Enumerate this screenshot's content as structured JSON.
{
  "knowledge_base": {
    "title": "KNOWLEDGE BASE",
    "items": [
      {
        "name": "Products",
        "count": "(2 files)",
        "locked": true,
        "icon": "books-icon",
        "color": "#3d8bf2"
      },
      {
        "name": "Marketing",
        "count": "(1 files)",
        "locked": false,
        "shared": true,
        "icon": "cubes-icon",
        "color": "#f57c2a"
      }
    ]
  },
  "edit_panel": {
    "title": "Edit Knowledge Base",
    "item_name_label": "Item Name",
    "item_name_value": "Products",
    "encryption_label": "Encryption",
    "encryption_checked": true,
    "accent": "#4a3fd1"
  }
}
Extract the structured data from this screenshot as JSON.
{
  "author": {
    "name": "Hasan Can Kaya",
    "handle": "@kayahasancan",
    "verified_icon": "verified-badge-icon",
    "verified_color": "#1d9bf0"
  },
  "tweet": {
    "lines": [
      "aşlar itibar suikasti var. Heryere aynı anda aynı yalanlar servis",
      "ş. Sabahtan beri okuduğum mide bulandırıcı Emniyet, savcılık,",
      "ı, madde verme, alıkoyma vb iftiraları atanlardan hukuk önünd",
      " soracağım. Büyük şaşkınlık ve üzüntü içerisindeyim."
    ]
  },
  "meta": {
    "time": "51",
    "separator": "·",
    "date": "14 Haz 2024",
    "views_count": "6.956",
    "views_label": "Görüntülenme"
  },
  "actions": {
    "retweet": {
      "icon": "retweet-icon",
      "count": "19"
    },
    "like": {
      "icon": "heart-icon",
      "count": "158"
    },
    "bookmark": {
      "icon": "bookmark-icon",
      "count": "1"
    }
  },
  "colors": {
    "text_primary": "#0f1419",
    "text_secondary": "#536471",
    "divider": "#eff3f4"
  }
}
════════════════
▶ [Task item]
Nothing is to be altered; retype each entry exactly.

▶ [Output of the exercise]
Enumerate this screenshot's content as structured JSON.
{
  "knowledge_base": {
    "title": "KNOWLEDGE BASE",
    "items": [
      {
        "name": "Products",
        "count": "(2 files)",
        "locked": true,
        "icon": "books-icon",
        "color": "#3d8bf2"
      },
      {
        "name": "Marketing",
        "count": "(1 files)",
        "locked": false,
        "shared": true,
        "icon": "cubes-icon",
        "color": "#f57c2a"
      }
    ]
  },
  "edit_panel": {
    "title": "Edit Knowledge Base",
    "item_name_label": "Item Name",
    "item_name_value": "Products",
    "encryption_label": "Encryption",
    "encryption_checked": true,
    "accent": "#4a3fd1"
  }
}
Extract the structured data from this screenshot as JSON.
{
  "author": {
    "name": "Hasan Can Kaya",
    "handle": "@kayahasancan",
    "verified_icon": "verified-badge-icon",
    "verified_color": "#1d9bf0"
  },
  "tweet": {
    "lines": [
      "aşlar itibar suikasti var. Heryere aynı anda aynı yalanlar servis",
      "ş. Sabahtan beri okuduğum mide bulandırıcı Emniyet, savcılık,",
      "ı, madde verme, alıkoyma vb iftiraları atanlardan hukuk önünd",
      " soracağım. Büyük şaşkınlık ve üzüntü içerisindeyim."
    ]
  },
  "meta": {
    "time": "51",
    "separator": "·",
    "date": "14 Haz 2024",
    "views_count": "6.956",
    "views_label": "Görüntülenme"
  },
  "actions": {
    "retweet": {
      "icon": "retweet-icon",
      "count": "19"
    },
    "like": {
      "icon": "heart-icon",
      "count": "158"
    },
    "bookmark": {
      "icon": "bookmark-icon",
      "count": "1"
    }
  },
  "colors": {
    "text_primary": "#0f1419",
    "text_secondary": "#536471",
    "divider": "#eff3f4"
  }
}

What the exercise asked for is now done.